**The task**: Copy each entry below without any change.

......

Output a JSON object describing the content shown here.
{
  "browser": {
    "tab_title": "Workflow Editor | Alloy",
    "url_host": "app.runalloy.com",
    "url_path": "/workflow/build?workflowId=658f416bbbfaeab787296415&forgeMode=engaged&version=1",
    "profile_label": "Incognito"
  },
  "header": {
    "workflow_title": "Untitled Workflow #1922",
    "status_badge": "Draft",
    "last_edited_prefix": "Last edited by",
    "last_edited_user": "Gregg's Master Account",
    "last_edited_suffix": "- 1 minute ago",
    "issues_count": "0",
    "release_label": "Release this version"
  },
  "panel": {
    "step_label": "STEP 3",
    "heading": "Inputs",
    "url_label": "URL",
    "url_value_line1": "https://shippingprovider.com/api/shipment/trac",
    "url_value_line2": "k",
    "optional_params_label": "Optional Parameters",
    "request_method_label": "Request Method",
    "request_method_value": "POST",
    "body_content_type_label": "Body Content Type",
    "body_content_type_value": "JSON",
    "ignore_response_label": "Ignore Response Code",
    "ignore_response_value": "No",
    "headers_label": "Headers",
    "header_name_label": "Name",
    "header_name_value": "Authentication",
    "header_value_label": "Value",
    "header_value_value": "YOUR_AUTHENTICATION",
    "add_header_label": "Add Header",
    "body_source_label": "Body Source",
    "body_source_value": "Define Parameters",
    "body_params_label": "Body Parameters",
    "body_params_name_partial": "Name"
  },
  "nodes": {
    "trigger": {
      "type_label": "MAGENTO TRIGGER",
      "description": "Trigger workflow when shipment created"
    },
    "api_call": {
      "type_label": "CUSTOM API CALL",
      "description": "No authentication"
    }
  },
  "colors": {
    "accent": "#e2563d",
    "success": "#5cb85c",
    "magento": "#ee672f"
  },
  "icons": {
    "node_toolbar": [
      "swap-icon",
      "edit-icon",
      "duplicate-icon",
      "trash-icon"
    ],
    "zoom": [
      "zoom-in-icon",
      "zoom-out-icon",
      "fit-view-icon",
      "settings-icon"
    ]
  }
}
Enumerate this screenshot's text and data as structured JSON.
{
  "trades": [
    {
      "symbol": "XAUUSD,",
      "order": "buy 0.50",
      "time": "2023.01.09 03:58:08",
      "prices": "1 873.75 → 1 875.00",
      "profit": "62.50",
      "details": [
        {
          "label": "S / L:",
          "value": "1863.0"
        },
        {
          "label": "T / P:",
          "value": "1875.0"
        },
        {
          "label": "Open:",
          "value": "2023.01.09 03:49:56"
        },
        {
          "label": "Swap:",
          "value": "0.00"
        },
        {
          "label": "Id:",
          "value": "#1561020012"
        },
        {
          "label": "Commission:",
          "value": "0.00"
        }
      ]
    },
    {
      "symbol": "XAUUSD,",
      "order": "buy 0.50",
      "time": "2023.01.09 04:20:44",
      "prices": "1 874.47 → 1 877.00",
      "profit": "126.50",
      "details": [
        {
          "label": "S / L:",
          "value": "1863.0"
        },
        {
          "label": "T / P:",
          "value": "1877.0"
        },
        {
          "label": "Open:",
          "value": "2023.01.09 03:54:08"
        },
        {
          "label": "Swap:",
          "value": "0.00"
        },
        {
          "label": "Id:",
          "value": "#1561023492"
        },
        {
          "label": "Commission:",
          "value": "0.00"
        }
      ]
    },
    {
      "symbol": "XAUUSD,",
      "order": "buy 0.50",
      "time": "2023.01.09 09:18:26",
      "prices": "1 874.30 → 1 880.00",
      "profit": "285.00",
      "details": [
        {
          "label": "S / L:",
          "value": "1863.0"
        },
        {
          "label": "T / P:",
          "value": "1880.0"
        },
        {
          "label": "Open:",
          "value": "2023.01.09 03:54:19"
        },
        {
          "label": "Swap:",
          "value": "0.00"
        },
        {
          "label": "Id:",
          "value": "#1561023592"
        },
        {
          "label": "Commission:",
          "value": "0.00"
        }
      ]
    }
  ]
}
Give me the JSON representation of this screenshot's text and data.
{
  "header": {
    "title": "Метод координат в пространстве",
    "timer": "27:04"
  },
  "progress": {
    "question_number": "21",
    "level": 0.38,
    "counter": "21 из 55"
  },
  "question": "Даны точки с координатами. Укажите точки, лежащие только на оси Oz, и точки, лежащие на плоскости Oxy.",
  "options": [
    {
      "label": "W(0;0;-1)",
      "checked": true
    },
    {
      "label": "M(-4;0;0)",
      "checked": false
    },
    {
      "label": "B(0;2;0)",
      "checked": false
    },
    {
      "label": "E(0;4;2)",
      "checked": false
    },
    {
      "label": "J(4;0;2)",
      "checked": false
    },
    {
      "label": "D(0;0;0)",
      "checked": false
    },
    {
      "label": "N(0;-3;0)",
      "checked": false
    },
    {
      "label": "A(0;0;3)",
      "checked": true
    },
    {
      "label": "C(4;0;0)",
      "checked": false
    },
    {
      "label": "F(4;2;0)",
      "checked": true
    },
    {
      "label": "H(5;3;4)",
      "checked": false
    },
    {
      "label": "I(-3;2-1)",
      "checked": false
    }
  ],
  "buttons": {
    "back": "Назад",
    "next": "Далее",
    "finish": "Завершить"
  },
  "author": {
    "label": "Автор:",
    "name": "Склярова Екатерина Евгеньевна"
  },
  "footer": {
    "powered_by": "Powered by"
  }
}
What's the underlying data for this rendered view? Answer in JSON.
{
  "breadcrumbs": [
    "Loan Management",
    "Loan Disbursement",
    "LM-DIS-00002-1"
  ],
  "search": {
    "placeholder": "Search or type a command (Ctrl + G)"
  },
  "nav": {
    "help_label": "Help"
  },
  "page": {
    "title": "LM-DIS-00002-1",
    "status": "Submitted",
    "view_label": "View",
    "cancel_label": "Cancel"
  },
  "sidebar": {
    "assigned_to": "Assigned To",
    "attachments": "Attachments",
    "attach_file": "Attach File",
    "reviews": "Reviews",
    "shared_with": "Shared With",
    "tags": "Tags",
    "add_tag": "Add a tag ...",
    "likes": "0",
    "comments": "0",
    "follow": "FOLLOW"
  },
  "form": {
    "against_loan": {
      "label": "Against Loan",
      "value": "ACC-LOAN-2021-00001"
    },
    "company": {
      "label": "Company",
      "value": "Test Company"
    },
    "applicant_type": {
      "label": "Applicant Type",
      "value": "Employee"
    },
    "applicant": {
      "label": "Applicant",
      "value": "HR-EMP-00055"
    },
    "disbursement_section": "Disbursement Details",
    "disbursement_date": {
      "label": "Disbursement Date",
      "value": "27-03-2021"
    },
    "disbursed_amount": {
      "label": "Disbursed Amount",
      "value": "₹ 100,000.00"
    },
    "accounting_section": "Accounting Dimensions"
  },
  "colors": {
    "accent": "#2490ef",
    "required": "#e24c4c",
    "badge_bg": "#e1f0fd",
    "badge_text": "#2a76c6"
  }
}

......

**Task result**:
Output a JSON object describing the content shown here.
{
  "browser": {
    "tab_title": "Workflow Editor | Alloy",
    "url_host": "app.runalloy.com",
    "url_path": "/workflow/build?workflowId=658f416bbbfaeab787296415&forgeMode=engaged&version=1",
    "profile_label": "Incognito"
  },
  "header": {
    "workflow_title": "Untitled Workflow #1922",
    "status_badge": "Draft",
    "last_edited_prefix": "Last edited by",
    "last_edited_user": "Gregg's Master Account",
    "last_edited_suffix": "- 1 minute ago",
    "issues_count": "0",
    "release_label": "Release this version"
  },
  "panel": {
    "step_label": "STEP 3",
    "heading": "Inputs",
    "url_label": "URL",
    "url_value_line1": "https://shippingprovider.com/api/shipment/trac",
    "url_value_line2": "k",
    "optional_params_label": "Optional Parameters",
    "request_method_label": "Request Method",
    "request_method_value": "POST",
    "body_content_type_label": "Body Content Type",
    "body_content_type_value": "JSON",
    "ignore_response_label": "Ignore Response Code",
    "ignore_response_value": "No",
    "headers_label": "Headers",
    "header_name_label": "Name",
    "header_name_value": "Authentication",
    "header_value_label": "Value",
    "header_value_value": "YOUR_AUTHENTICATION",
    "add_header_label": "Add Header",
    "body_source_label": "Body Source",
    "body_source_value": "Define Parameters",
    "body_params_label": "Body Parameters",
    "body_params_name_partial": "Name"
  },
  "nodes": {
    "trigger": {
      "type_label": "MAGENTO TRIGGER",
      "description": "Trigger workflow when shipment created"
    },
    "api_call": {
      "type_label": "CUSTOM API CALL",
      "description": "No authentication"
    }
  },
  "colors": {
    "accent": "#e2563d",
    "success": "#5cb85c",
    "magento": "#ee672f"
  },
  "icons": {
    "node_toolbar": [
      "swap-icon",
      "edit-icon",
      "duplicate-icon",
      "trash-icon"
    ],
    "zoom": [
      "zoom-in-icon",
      "zoom-out-icon",
      "fit-view-icon",
      "settings-icon"
    ]
  }
}
Enumerate this screenshot's text and data as structured JSON.
{
  "trades": [
    {
      "symbol": "XAUUSD,",
      "order": "buy 0.50",
      "time": "2023.01.09 03:58:08",
      "prices": "1 873.75 → 1 875.00",
      "profit": "62.50",
      "details": [
        {
          "label": "S / L:",
          "value": "1863.0"
        },
        {
          "label": "T / P:",
          "value": "1875.0"
        },
        {
          "label": "Open:",
          "value": "2023.01.09 03:49:56"
        },
        {
          "label": "Swap:",
          "value": "0.00"
        },
        {
          "label": "Id:",
          "value": "#1561020012"
        },
        {
          "label": "Commission:",
          "value": "0.00"
        }
      ]
    },
    {
      "symbol": "XAUUSD,",
      "order": "buy 0.50",
      "time": "2023.01.09 04:20:44",
      "prices": "1 874.47 → 1 877.00",
      "profit": "126.50",
      "details": [
        {
          "label": "S / L:",
          "value": "1863.0"
        },
        {
          "label": "T / P:",
          "value": "1877.0"
        },
        {
          "label": "Open:",
          "value": "2023.01.09 03:54:08"
        },
        {
          "label": "Swap:",
          "value": "0.00"
        },
        {
          "label": "Id:",
          "value": "#1561023492"
        },
        {
          "label": "Commission:",
          "value": "0.00"
        }
      ]
    },
    {
      "symbol": "XAUUSD,",
      "order": "buy 0.50",
      "time": "2023.01.09 09:18:26",
      "prices": "1 874.30 → 1 880.00",
      "profit": "285.00",
      "details": [
        {
          "label": "S / L:",
          "value": "1863.0"
        },
        {
          "label": "T / P:",
          "value": "1880.0"
        },
        {
          "label": "Open:",
          "value": "2023.01.09 03:54:19"
        },
        {
          "label": "Swap:",
          "value": "0.00"
        },
        {
          "label": "Id:",
          "value": "#1561023592"
        },
        {
          "label": "Commission:",
          "value": "0.00"
        }
      ]
    }
  ]
}
Give me the JSON representation of this screenshot's text and data.
{
  "header": {
    "title": "Метод координат в пространстве",
    "timer": "27:04"
  },
  "progress": {
    "question_number": "21",
    "level": 0.38,
    "counter": "21 из 55"
  },
  "question": "Даны точки с координатами. Укажите точки, лежащие только на оси Oz, и точки, лежащие на плоскости Oxy.",
  "options": [
    {
      "label": "W(0;0;-1)",
      "checked": true
    },
    {
      "label": "M(-4;0;0)",
      "checked": false
    },
    {
      "label": "B(0;2;0)",
      "checked": false
    },
    {
      "label": "E(0;4;2)",
      "checked": false
    },
    {
      "label": "J(4;0;2)",
      "checked": false
    },
    {
      "label": "D(0;0;0)",
      "checked": false
    },
    {
      "label": "N(0;-3;0)",
      "checked": false
    },
    {
      "label": "A(0;0;3)",
      "checked": true
    },
    {
      "label": "C(4;0;0)",
      "checked": false
    },
    {
      "label": "F(4;2;0)",
      "checked": true
    },
    {
      "label": "H(5;3;4)",
      "checked": false
    },
    {
      "label": "I(-3;2-1)",
      "checked": false
    }
  ],
  "buttons": {
    "back": "Назад",
    "next": "Далее",
    "finish": "Завершить"
  },
  "author": {
    "label": "Автор:",
    "name": "Склярова Екатерина Евгеньевна"
  },
  "footer": {
    "powered_by": "Powered by"
  }
}
What's the underlying data for this rendered view? Answer in JSON.
{
  "breadcrumbs": [
    "Loan Management",
    "Loan Disbursement",
    "LM-DIS-00002-1"
  ],
  "search": {
    "placeholder": "Search or type a command (Ctrl + G)"
  },
  "nav": {
    "help_label": "Help"
  },
  "page": {
    "title": "LM-DIS-00002-1",
    "status": "Submitted",
    "view_label": "View",
    "cancel_label": "Cancel"
  },
  "sidebar": {
    "assigned_to": "Assigned To",
    "attachments": "Attachments",
    "attach_file": "Attach File",
    "reviews": "Reviews",
    "shared_with": "Shared With",
    "tags": "Tags",
    "add_tag": "Add a tag ...",
    "likes": "0",
    "comments": "0",
    "follow": "FOLLOW"
  },
  "form": {
    "against_loan": {
      "label": "Against Loan",
      "value": "ACC-LOAN-2021-00001"
    },
    "company": {
      "label": "Company",
      "value": "Test Company"
    },
    "applicant_type": {
      "label": "Applicant Type",
      "value": "Employee"
    },
    "applicant": {
      "label": "Applicant",
      "value": "HR-EMP-00055"
    },
    "disbursement_section": "Disbursement Details",
    "disbursement_date": {
      "label": "Disbursement Date",
      "value": "27-03-2021"
    },
    "disbursed_amount": {
      "label": "Disbursed Amount",
      "value": "₹ 100,000.00"
    },
    "accounting_section": "Accounting Dimensions"
  },
  "colors": {
    "accent": "#2490ef",
    "required": "#e24c4c",
    "badge_bg": "#e1f0fd",
    "badge_text": "#2a76c6"
  }
}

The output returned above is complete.